But Sacramento Bureau Chief John Myers today placed the latest cuts in the context of a continuing series.
"You have to look at the cuts that they made in the budget deal in June," he said on KQED Radio's Forum program. "UC and CSU campuses already took $650 million hits each; now you add another $100 million on top of that. The social services programs took big hits and now you add new cuts. You get this cumulative fear of what these cuts mean."
Jean Ross of the California Budget Project agreed. "These (reductions) come on the heels of reductions that were made in the March and June budget package as well as reductions over the past several years. It is the cumulative impact of year after year after year of cutting that's really taking a toll on our colleges and universities, on in-home care programs, on childcare and other public services."
Under the trigger cuts, in-home care for the frail and elderly will be slashed by $100 million. "Those are services provided to people with severe disabilities," Ross said. (These cuts, however, are on hold pending a lawsuit.

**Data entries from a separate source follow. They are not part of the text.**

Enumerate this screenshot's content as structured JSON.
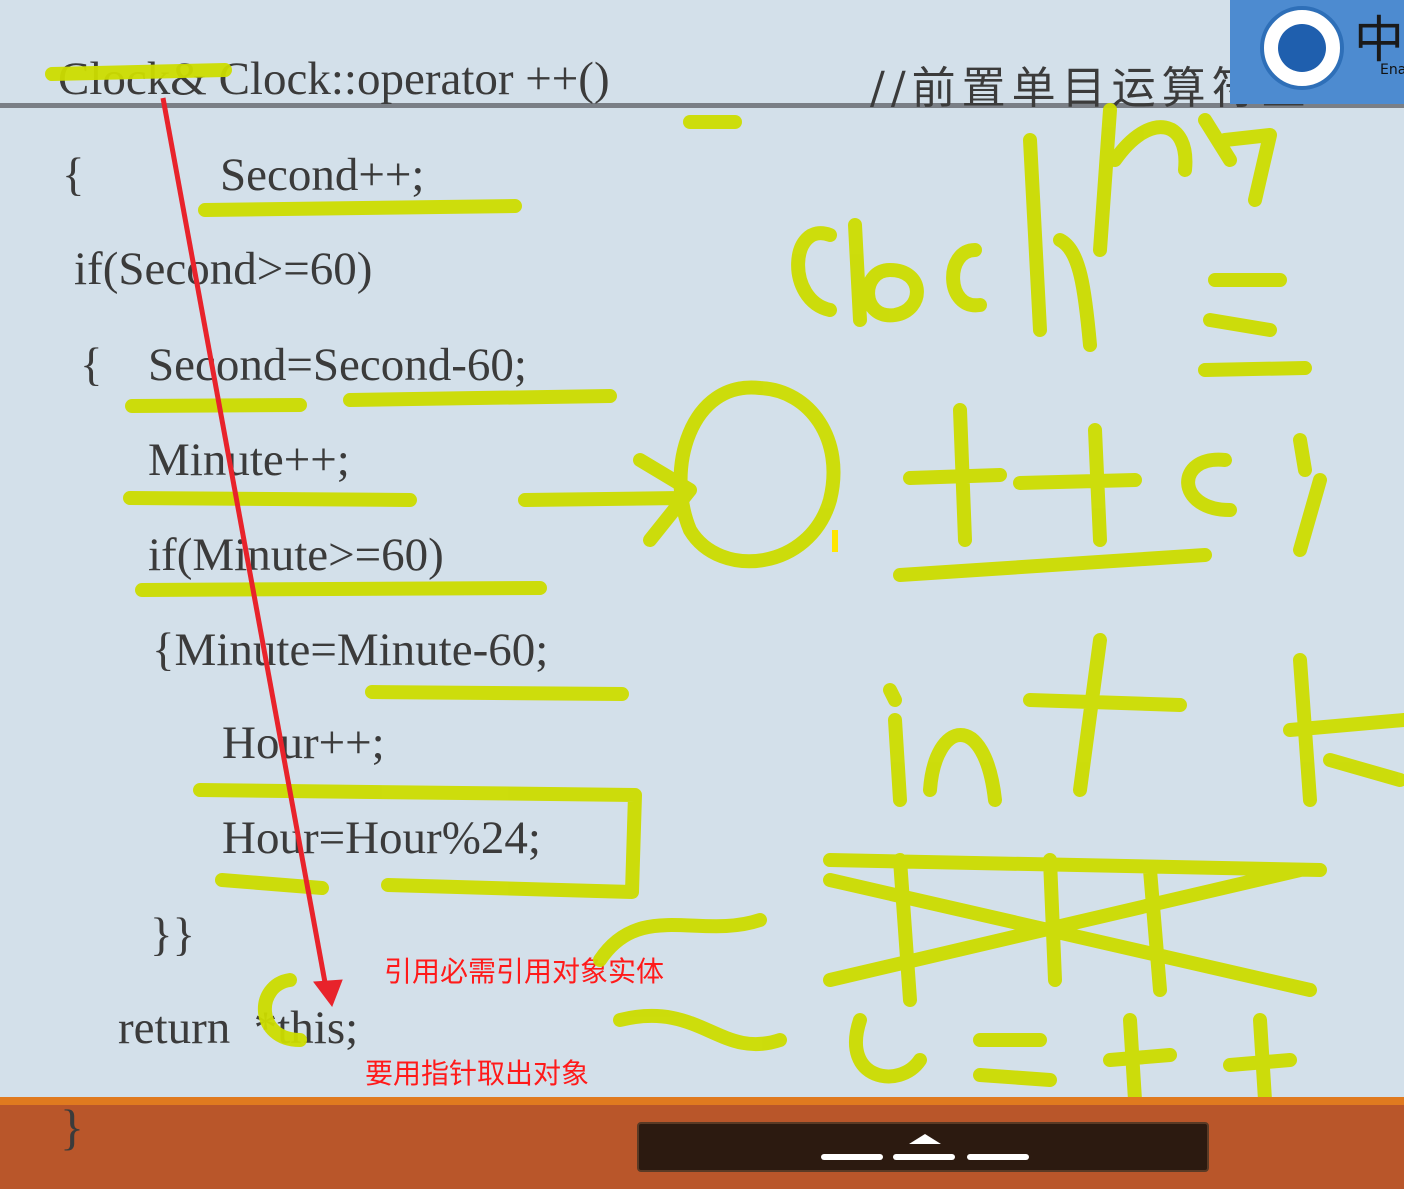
{
  "slide": {
    "header_code": "Clock& Clock::operator ++()",
    "header_comment": "//前置单目运算符重",
    "code_lines": [
      "{",
      "Second++;",
      "if(Second>=60)",
      "{",
      "Second=Second-60;",
      "Minute++;",
      "if(Minute>=60)",
      "{Minute=Minute-60;",
      "Hour++;",
      "Hour=Hour%24;",
      "}}",
      "return  *this;",
      "}"
    ],
    "annotation_1": "引用必需引用对象实体",
    "annotation_2": "要用指针取出对象"
  },
  "logo": {
    "glyph": "中",
    "sub": "Ena"
  },
  "ink": {
    "highlight_color": "#ccdc00",
    "arrow_color": "#e8232b",
    "handwriting": [
      "Clock",
      "++c;",
      "int"
    ]
  },
  "controls": {
    "icon_names": [
      "dash-icon",
      "caret-up-icon",
      "dash-icon",
      "dash-icon"
    ]
  }
}
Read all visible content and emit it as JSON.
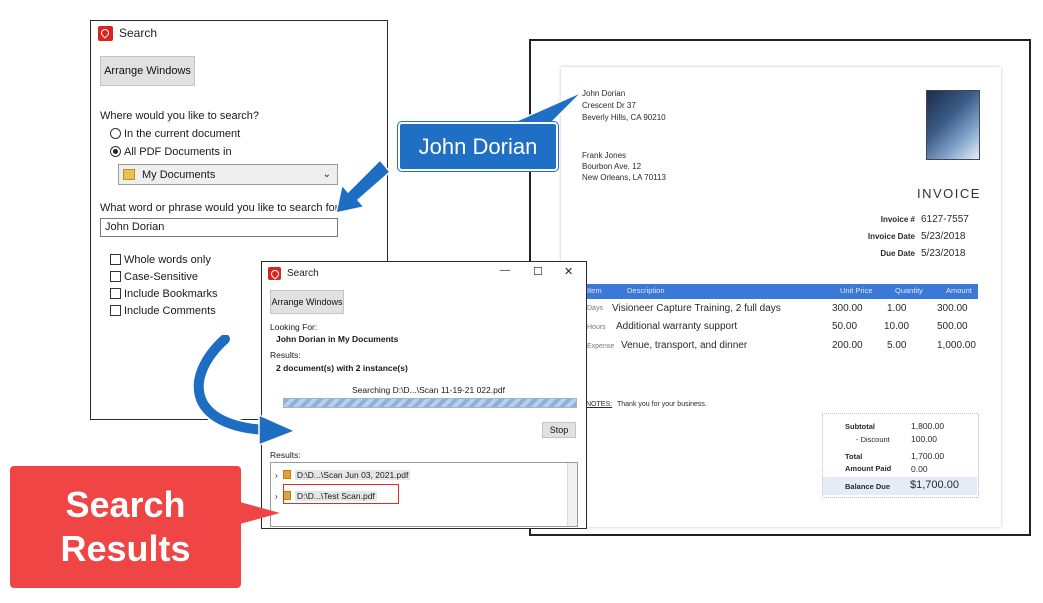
{
  "search_dialog": {
    "title": "Search",
    "arrange_windows_label": "Arrange Windows",
    "where_prompt": "Where would you like to search?",
    "option_current": "In the current document",
    "option_all": "All PDF Documents in",
    "location_value": "My Documents",
    "phrase_prompt": "What word or phrase would you like to search for?",
    "phrase_value": "John Dorian",
    "opt_whole_words": "Whole words only",
    "opt_case_sensitive": "Case-Sensitive",
    "opt_bookmarks": "Include Bookmarks",
    "opt_comments": "Include Comments"
  },
  "results_dialog": {
    "title": "Search",
    "minimize": "—",
    "maximize": "☐",
    "close": "✕",
    "arrange_windows_label": "Arrange Windows",
    "looking_for_label": "Looking For:",
    "looking_for_value": "John Dorian in My Documents",
    "results_label": "Results:",
    "results_summary": "2 document(s) with 2 instance(s)",
    "searching_status": "Searching D:\\D...\\Scan 11-19-21 022.pdf",
    "progress": 1.0,
    "stop_label": "Stop",
    "results_list_label": "Results:",
    "results_items": [
      "D:\\D...\\Scan Jun 03, 2021.pdf",
      "D:\\D...\\Test Scan.pdf"
    ]
  },
  "callouts": {
    "john_dorian": "John Dorian",
    "search_results_line1": "Search",
    "search_results_line2": "Results"
  },
  "invoice": {
    "sender_lines": [
      "John Dorian",
      "Crescent Dr 37",
      "Beverly Hills,  CA  90210"
    ],
    "recipient_lines": [
      "Frank Jones",
      "Bourbon Ave. 12",
      "New Orleans,  LA  70113"
    ],
    "title": "INVOICE",
    "meta": [
      {
        "label": "Invoice #",
        "value": "6127-7557"
      },
      {
        "label": "Invoice Date",
        "value": "5/23/2018"
      },
      {
        "label": "Due Date",
        "value": "5/23/2018"
      }
    ],
    "columns": [
      "Item",
      "Description",
      "Unit Price",
      "Quantity",
      "Amount"
    ],
    "rows": [
      {
        "item": "Days",
        "desc": "Visioneer Capture Training, 2 full days",
        "price": "300.00",
        "qty": "1.00",
        "amount": "300.00"
      },
      {
        "item": "Hours",
        "desc": "Additional warranty support",
        "price": "50.00",
        "qty": "10.00",
        "amount": "500.00"
      },
      {
        "item": "Expense",
        "desc": "Venue, transport, and dinner",
        "price": "200.00",
        "qty": "5.00",
        "amount": "1,000.00"
      }
    ],
    "notes_label": "NOTES:",
    "notes_text": "Thank you for your business.",
    "totals": [
      {
        "label": "Subtotal",
        "value": "1,800.00"
      },
      {
        "label": "- Discount",
        "value": "100.00"
      },
      {
        "label": "Total",
        "value": "1,700.00"
      },
      {
        "label": "Amount Paid",
        "value": "0.00"
      }
    ],
    "balance_label": "Balance Due",
    "balance_value": "$1,700.00"
  },
  "colors": {
    "callout_blue": "#1f6fc4",
    "callout_red": "#f04545",
    "arrow_blue": "#1d6dc3",
    "table_header": "#3c78d8"
  }
}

See Sarah Varney's report below.)
The state's school busing program was also hit hard. "Districts lost nearly $250 million in subsidies that they use to keep their buses on the road," Ana Tintocalis says. "School officials say that mid-year cut will force them to dig deeper as they try to find that money elsewhere in their own budgets."
Perhaps more depressing than the current not-as-bad-as-they-could-have-been cuts is the realization that we seem to be in the midst of a new normal, with the end of more spending reductions and the concomitant reduction in services nowhere in sight.
The Dept of Finance's HD Palmer cited figures from the Legislative Analyst's Office that the state must now close a gap of $12.8 billion over an 18-month period, and reiterated what Jerry Brown said yesterday: the January budget that he submits will be marked by further cuts.
It's true future reductions may be mitigated by voter passage of new taxes that Brown is proposing for November's ballot. A recent poll of the tax plan shows a majority of likely voters in favor, but John Myers cautioned any survey is merely a snapshot in time, and that any tax increases are historically difficult to pass. Additionally, it's possible that four or five other tax plans will be competing on the ballot with the governor's. "If you have that many proposals on the ballot," said Myers, "you're a much bigger target for anti-tax groups." Brown said yesterday that he's working to get all the pro-tax forces behind his plan.
But even if Brown manages to fill the coffers with new tax revenue, that may only slow the budget carnage. "The governor said even with this tax plan, we're looking at another $6 billion in cuts possibly," said Myers.
Myers summed up yesterday's news this way:
"Even though the governor came forward yesterday and said things aren't as bad as we thought they are, we are still missing the revenue expectation that was signed into law as part of the state budget in June. This notion that we see improvement in the economy is still relative when you see that it's still below what the governor and legislators thought they were going to have, which was a $4 billion bump in additional revenue. That did not materialize.
"Some of the data is showing that expenditures are still outpacing projected revenue in state and local governments."
Which, again, would mean...more cuts.
Listen to today's Forum program:
Also, some of the health care cuts are on hold pending the resolution of lawsuits. A judge issued a restraining order on the $100 million reduction in in-home care for the disabled and elderly, and efforts to cut payments to doctors for Medi-Cal services will be heard by the Supreme Court. Listen to Sarah Varney's report below: